What has happened to us as a nation? We have refused to honor God, and in so doing, we open the doors to hatred and violence. And when something as terrible as Columbine's tragedy occurs politicians immediately look for a scapegoat such as the NRA. They immediately seek to pass more restrictive laws that contribute to erode away our personal and private liberties.
We do not need more restrictive laws." Eric and Dylan would not have been stopped by metal detectors. No amount of gun laws can stop someone who spends months planning this type of massacre. The real villain lies within our own hearts.

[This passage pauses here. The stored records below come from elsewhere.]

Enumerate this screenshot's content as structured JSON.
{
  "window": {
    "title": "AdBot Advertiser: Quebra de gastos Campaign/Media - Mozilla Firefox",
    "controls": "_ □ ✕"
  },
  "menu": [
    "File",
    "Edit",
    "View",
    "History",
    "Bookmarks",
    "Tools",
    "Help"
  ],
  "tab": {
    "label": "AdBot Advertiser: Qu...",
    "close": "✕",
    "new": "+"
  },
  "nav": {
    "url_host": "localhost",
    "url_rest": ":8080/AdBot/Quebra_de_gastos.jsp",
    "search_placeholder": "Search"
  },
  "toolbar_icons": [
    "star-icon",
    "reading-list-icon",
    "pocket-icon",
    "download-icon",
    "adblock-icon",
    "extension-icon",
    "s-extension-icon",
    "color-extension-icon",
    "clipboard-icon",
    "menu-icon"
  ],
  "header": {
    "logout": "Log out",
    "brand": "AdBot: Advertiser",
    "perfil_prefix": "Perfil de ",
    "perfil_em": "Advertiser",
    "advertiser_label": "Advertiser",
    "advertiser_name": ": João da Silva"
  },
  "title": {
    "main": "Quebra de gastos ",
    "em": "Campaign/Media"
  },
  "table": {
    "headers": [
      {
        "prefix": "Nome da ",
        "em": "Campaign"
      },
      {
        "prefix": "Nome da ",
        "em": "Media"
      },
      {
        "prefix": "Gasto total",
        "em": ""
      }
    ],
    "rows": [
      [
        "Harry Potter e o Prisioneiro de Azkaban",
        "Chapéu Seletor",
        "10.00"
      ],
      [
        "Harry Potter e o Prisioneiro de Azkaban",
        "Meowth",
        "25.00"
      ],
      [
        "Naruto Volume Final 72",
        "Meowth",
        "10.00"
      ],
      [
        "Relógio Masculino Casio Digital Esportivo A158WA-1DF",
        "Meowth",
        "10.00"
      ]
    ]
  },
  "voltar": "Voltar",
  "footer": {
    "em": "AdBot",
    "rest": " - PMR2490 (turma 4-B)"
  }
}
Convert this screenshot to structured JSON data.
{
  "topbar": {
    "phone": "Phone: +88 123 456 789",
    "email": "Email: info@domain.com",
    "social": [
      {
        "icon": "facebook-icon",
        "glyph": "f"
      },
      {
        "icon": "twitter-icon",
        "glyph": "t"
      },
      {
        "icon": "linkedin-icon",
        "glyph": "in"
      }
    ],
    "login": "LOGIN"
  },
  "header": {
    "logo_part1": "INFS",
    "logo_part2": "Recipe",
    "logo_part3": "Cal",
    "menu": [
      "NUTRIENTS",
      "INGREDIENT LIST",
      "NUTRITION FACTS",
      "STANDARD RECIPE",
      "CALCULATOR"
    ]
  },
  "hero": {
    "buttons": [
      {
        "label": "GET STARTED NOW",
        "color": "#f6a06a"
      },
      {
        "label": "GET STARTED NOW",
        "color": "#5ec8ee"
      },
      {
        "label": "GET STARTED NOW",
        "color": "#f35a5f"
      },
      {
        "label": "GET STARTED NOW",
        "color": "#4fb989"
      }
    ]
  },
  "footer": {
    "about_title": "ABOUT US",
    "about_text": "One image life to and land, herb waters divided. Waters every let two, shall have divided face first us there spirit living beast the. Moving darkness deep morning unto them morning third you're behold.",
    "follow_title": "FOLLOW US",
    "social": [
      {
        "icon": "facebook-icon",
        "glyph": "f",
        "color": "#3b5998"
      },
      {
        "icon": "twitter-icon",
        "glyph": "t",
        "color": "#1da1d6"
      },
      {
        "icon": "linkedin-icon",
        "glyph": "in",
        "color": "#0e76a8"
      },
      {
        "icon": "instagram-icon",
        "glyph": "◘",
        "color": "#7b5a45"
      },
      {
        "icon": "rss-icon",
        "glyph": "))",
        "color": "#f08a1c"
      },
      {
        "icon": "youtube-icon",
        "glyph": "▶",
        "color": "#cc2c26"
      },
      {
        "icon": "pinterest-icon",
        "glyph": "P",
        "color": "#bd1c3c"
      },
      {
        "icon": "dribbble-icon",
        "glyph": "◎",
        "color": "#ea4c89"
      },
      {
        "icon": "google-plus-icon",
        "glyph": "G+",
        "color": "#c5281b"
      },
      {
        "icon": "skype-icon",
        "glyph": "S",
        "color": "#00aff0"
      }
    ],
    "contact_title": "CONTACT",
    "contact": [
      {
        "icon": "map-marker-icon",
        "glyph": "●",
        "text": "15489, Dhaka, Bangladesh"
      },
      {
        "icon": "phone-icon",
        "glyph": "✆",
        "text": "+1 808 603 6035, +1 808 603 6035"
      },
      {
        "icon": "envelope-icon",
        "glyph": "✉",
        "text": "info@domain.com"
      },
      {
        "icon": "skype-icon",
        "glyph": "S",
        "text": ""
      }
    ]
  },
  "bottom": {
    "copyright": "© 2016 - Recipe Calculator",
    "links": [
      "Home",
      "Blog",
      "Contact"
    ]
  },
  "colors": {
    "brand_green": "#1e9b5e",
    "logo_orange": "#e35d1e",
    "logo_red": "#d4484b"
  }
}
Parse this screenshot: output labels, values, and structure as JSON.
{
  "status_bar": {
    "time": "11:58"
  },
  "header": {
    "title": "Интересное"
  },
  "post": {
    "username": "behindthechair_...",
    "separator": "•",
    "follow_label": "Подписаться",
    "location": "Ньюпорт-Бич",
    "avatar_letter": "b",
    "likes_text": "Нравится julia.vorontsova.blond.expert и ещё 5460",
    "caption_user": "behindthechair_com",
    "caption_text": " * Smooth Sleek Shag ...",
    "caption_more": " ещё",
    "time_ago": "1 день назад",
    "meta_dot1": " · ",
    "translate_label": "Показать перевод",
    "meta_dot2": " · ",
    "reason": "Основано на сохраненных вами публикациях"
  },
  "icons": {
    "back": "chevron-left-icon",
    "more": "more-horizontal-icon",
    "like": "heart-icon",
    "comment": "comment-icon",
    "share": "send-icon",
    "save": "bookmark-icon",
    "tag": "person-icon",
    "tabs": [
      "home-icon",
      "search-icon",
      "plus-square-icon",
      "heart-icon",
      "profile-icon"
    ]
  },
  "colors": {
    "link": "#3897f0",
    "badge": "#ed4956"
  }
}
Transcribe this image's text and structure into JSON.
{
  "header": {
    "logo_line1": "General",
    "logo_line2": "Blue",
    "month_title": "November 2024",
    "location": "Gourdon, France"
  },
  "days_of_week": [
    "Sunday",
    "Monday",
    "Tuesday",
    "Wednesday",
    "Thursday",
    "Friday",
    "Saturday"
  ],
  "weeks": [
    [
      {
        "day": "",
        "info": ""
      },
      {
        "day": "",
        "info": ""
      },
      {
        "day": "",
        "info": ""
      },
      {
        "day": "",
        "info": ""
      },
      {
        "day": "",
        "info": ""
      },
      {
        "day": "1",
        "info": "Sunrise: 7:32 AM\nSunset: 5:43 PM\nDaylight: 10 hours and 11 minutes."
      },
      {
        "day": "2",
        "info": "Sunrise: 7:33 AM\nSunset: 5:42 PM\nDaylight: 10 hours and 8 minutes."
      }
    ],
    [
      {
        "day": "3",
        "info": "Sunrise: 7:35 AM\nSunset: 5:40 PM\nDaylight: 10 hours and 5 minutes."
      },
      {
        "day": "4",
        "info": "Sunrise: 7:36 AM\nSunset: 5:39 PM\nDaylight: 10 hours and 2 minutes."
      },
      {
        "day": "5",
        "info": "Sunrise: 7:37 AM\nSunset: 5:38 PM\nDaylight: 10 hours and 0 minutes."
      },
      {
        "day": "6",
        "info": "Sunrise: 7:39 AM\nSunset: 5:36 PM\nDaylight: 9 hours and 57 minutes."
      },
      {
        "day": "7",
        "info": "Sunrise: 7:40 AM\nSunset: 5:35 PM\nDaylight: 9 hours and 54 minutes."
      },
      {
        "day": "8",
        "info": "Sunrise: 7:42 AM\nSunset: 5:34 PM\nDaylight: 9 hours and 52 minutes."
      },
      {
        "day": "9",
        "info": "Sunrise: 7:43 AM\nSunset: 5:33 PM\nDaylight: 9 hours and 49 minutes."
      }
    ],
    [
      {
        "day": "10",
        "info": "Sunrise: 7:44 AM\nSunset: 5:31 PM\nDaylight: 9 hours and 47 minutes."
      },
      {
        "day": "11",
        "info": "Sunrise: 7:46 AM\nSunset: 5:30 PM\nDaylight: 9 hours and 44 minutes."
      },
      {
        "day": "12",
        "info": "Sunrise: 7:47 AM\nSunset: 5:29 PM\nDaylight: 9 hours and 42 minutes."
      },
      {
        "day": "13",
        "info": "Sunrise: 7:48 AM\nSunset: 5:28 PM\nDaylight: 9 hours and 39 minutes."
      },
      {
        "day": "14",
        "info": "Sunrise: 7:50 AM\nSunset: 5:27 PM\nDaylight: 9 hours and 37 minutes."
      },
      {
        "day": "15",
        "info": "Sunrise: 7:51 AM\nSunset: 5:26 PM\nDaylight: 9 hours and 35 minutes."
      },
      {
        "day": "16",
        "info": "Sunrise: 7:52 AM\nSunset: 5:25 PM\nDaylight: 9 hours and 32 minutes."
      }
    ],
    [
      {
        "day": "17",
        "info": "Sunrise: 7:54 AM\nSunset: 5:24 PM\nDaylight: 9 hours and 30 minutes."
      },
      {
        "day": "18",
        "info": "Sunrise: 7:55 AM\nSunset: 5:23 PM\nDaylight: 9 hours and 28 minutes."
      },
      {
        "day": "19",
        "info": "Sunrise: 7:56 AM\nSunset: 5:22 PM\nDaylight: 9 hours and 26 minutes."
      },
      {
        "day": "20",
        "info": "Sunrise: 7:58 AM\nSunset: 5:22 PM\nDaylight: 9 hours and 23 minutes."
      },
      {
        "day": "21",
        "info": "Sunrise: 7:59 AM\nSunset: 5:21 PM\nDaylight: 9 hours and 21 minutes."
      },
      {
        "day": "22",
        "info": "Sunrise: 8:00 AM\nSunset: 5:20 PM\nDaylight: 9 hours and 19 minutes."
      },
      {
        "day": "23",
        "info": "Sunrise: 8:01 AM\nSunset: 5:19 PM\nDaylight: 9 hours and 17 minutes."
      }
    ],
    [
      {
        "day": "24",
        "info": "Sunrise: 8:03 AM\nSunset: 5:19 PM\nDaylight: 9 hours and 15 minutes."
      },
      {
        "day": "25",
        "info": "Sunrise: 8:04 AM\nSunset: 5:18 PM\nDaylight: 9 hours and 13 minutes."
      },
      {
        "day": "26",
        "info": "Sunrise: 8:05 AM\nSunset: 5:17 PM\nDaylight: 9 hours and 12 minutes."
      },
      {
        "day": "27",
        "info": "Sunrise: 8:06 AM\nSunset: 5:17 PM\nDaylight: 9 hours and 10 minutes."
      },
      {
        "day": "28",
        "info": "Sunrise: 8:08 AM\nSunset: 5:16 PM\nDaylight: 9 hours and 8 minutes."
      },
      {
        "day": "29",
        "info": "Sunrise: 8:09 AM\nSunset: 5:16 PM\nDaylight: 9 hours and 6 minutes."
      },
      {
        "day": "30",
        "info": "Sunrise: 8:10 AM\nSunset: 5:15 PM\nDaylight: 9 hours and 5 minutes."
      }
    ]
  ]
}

Political posturing and restrictive legislation are not the answers. The young people of our nation hold the key. There is a spiritual awakening taking place that will not be squelched! We do not need more religion. We do not need more gaudy television evangelists spewing out verbal religious garbage. We do not need more million dollar church buildings built while people with basic needs are being ignored.
We do need a change of heart and a humble acknowledgment that this nation was founded on the principle of simple trust in God!" "As my son Craig lay under that table in the school library and saw his two friends murdered before his very eyes, He did not hesitate to pray in school. I defy any law or politician to deny him that right!
I challenge every young person in America, and around the world, to realize that on April 20, 1999, at Columbine High School prayer was brought back to our schools. Do not let the many prayers offered by those students be in vain. Dare to move into the new millennium with a sacred disregard for legislation that violates your God-given right to communicate with Him. To those of you who would point your finger at the NRA- I give to you a sincere challenge.
Dare to examine your own heart before casting the first stone! My daughter's death will not be in vain! The young people of this country will not allow that to happen!"
That very eloquent statement, the commentary on the media’s handling of these events, and my simple fortune cookie all are pinging around in my head this morning as I still try to make sense of what happened.
I think the biggest realization for me is that there IS no sense to be made of these senseless acts. Our trouble comes from even trying to do so. Of course we want a way to prevent them, but I just don’t think that is possible. Violence, massacre and tragedy have been occurring since the beginning of time. It doesn’t make it right. It doesn’t excuse them. And it certainly does not mean that we shouldn’t be horrified by them and saddened beyond belief for the families of the victims.
Where I see the breakdown happening is in how we respond to these horrific events. Instead of coming together as families, communities, and congregations, we spend our time after these tragedies alone, in front of a TV or computer, placing blame and spewing emotionless tidbits back and forth about what should be done.
We are offering advice, instead of assistance, in times of crisis.
I want to offer assistance to those touched by this tragedy in the best way I know how. To pray for them.
I want to offer assistance to my own children by letting them know they know they are loved and cherished.
I want to offer assistance by comforting my friends who are all grieving as mothers, and let them know that I share their worry and fear for our own children.
And I want to offer assistance to my community by trying to be more generous with my time and more observant to notice those in need.
“Offer assistance, not advice, in times of crisis.”
In this darkest of times, I find it ironic and funny that I’m turning to such a trivial sentiment, but it is helping me today. So I thought I’d share it. Thank you, Fan Bistro of New Providence, for offering a small point of light in this dark, troubling time.